- Emotional Baggage: Mum’s decision-making for the family and the business is more often based on her own emotional baggage than on what’s best for those affected by her decisions. This makes her motives hard to understand and even harder to overcome.
- Emotional Manipulation: Having no formal authority, and living with a rampant entrepreneur, made Mum an expert emotional Manipulator. She plays individuals off against each other, on a reactive basis, causing senior employees and family members to feel they must constantly change positions as Mum’s needs and moods change.

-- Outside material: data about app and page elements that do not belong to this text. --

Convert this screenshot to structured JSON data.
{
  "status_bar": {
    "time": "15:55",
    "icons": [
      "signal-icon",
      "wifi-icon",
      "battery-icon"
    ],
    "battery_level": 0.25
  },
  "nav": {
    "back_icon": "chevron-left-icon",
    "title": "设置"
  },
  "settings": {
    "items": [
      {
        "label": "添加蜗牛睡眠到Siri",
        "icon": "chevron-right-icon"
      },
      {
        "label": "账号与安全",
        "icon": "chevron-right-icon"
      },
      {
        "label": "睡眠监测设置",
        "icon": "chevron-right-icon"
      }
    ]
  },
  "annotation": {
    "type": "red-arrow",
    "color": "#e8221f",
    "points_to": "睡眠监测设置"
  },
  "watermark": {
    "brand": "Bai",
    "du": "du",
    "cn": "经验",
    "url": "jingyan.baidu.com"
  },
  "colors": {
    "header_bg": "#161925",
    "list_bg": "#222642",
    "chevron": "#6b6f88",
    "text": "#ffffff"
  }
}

- Emotional absence: Mum’s egocentric thinking and poor emotional intelligence deny her any realistic appreciation of her children’s character, abilities, and emotional needs. Her emotional absence makes the collective family dynamic flow more like a washing machine than a river. Nobody except Dad is emotionally grounded, and all things emotional exhaust him, so there’s no solid bedrock anywhere in the family. All 3 adult children are on, or have been on, suicide watch at some stage.
- Lacks Boundaries: Mum makes no effort to separate family from business in her thinking, which often leads to inappropriate behaviours and bad decisions.
- Interference: Mum has good intentions but poor judgement when she interferes in relationships and interactions between family members working in the business, creating another cause of tension and conflict.
- Inflexibility: Mum knows everything – age and lack of intellectual curiosity made this Mum highly suspicious of new ideas and resistant to change. Powerfully projected disapproval of any form of innovation limits growth and development in both the family and the business.
Is Mum a Mum, a Matriarch, or a Monster?
Short answer: it depends. At different times she can be one, two, or all three characters.
Biologically, she’s always Mum, although emotionally, this Mum doesn’t tick all standard requirements for an ideal Mum. She holds the CEO title in the family, but instead of acting as the family’s emotional rock, she acts more like an emotional landslide.
Practically, this Mum is a Matriarch, being a female person who actively directs the family and its business by wielding assumed and ascribed power over them.
Realistically, she’s also a Monster, being a creature that acts unnaturally to inflict pain and suffering on others (whether by intent, or unconsciously).
The Oakheart family’s attitudes, positions, and behaviours are so deeply entrenched it will take a lot of effort to make significant changes, especially while Mum and Dad are alive.
After their passing it’s highly likely the family will disintegrate, with negative connotations for the family’s business interests unless good succession plans are in place in good time. These may not allocate business leadership roles to any family members.
A deep unravelling of each individual’s psyche (emotional narrative) is required, to feed into a plan for the future that includes genuine commitments to change current behaviours, roles, and responsibilities along more constructive lines. Individual coaching and counselling will almost certainly be needed.